Walkouts happened at more than a dozen Renfrew County schools including Bishop Smith Catholic High School and Fellowes High School in Pembroke.  

Fellowes Grade 9 student Zoe Etches, who organized the protest at her school, says the government's planned changes, including larger class sizes and mandatory online courses, will leave students like her at a disadvantage.

"That is going to put a lot of stress on teachers, trying to help us with our e-learning as well as our larger class sizes, so they're going to have a lot of weight on their shoulders, and we're going to feel less important", Etches told Star 96.7 as her fellow students protested along Bell Street, right across from the Fellowes school campus.

She added that despite hearing some criticism from adults, many students are serious about the cause.

"A lot of older people think, oh they don't care and they're caught up in social media.  Well, we actually want futures for ourselves", Etches said.

Across town at Bishop Smith Catholic High School, several students walked to nearby Mary Street, holding their signs up and chanting alongside the busy road.

They chanted "stand up, fight back", and "students say no".

But not all Bishop students left school property for the protest.

Grade 11 student Jaelin Hamel, who organized an earlier assembly inside her school with the support of school leadership, was part of a small group of students who walked out briefly on school property to make their point, and then returned to class.

"We're voicing our opinion on how education is so important for us, so why would we skip the full period", Hamel told Star 96.7.

"We're just going to come outside, prove our point, and then go back in, go back to class.  We don't want to miss any classes."

Bishop Grade 11 student Grant Hurley echoed concerns about mandatory online e-learning courses, larger class sizes, program cuts, and the potential loss of thousands of teaching positions province-wide.

"It's to show that we want our education to be more beneficial for us and more effficient for us", he said.

No Problems Reported

The school boards did not sanction the walkout.

The Renfrew County District School Board says students at 7 of the 11 schools in its board who took part in the walkout moved their demonstrations off school property.

Board spokesperson Jonathan Laderoute says no problems were reported and they're happy with how things played out.

Fellowes Principal Amy Johnson says students made their point in an orderly way.

"It was peaceful, it was safe, it was well organized", Johnson told Star 96.7.

"My main concern for anything like this is student safety, and really Zoe Etches, the student leader, worked very well with the students and was able to ensure it was going to be a safe and peaceful protest.  It's also really good from my perspective to see the civic engagement aspect of it", Johnson added.

Students who did not return to class were marked absent.

Government Reaction

At Queen's Park on Thursday, the Ontario government accused teachers unions of being a driving force behind the walkouts by condoning them. 

Education Minister Lisa Thompson characterized the walkouts as “political stunts” and criticized unions for not discouraging them.     

"On a day when we reached out to begin good-faith consultations with Ontario's teachers, we instead are seeing Ontario teachers' unions condoning a student walkout at schools across the province,'' Thompson said in a statement.

"Our government will not be distracted from making the necessary reforms Ontario needs", Thompson added.

However, the head of the Ontario Secondary School Teachers' Federation, Harvey Bischof, says they had nothing to do with the protest, but supported the students. 

"The students didn't need, want or ask for our help,'' he said.

"We didn't offer or provide any help whatsoever.

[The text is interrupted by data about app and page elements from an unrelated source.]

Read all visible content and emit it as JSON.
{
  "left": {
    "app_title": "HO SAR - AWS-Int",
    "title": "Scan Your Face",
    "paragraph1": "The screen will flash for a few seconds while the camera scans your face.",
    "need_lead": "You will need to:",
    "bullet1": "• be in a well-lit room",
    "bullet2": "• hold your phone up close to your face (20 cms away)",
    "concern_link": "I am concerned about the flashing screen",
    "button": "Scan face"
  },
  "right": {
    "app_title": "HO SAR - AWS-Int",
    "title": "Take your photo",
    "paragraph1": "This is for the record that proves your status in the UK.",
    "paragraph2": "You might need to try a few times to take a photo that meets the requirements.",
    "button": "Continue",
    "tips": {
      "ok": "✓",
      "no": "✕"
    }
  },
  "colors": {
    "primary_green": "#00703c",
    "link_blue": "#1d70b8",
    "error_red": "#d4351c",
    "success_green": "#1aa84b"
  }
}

The premier and the minister should be embarrassed about making another fact-free claim.''

Premier Doug Ford says the reforms are necessary to improve the education system and education outcomes. 

"We know that the Grade 6 students, 50 per cent of them are failing math,'' he said.

"Maybe they should keep them in the classroom to teach them more math.''

Ford accused ``union bosses'' Thursday of telling both teachers and students what to do when it came to the walkouts. Teachers have a responsibility to parents to keep students in the classroom, he added.

The government has said there will be no involuntary job losses as a result of the cuts.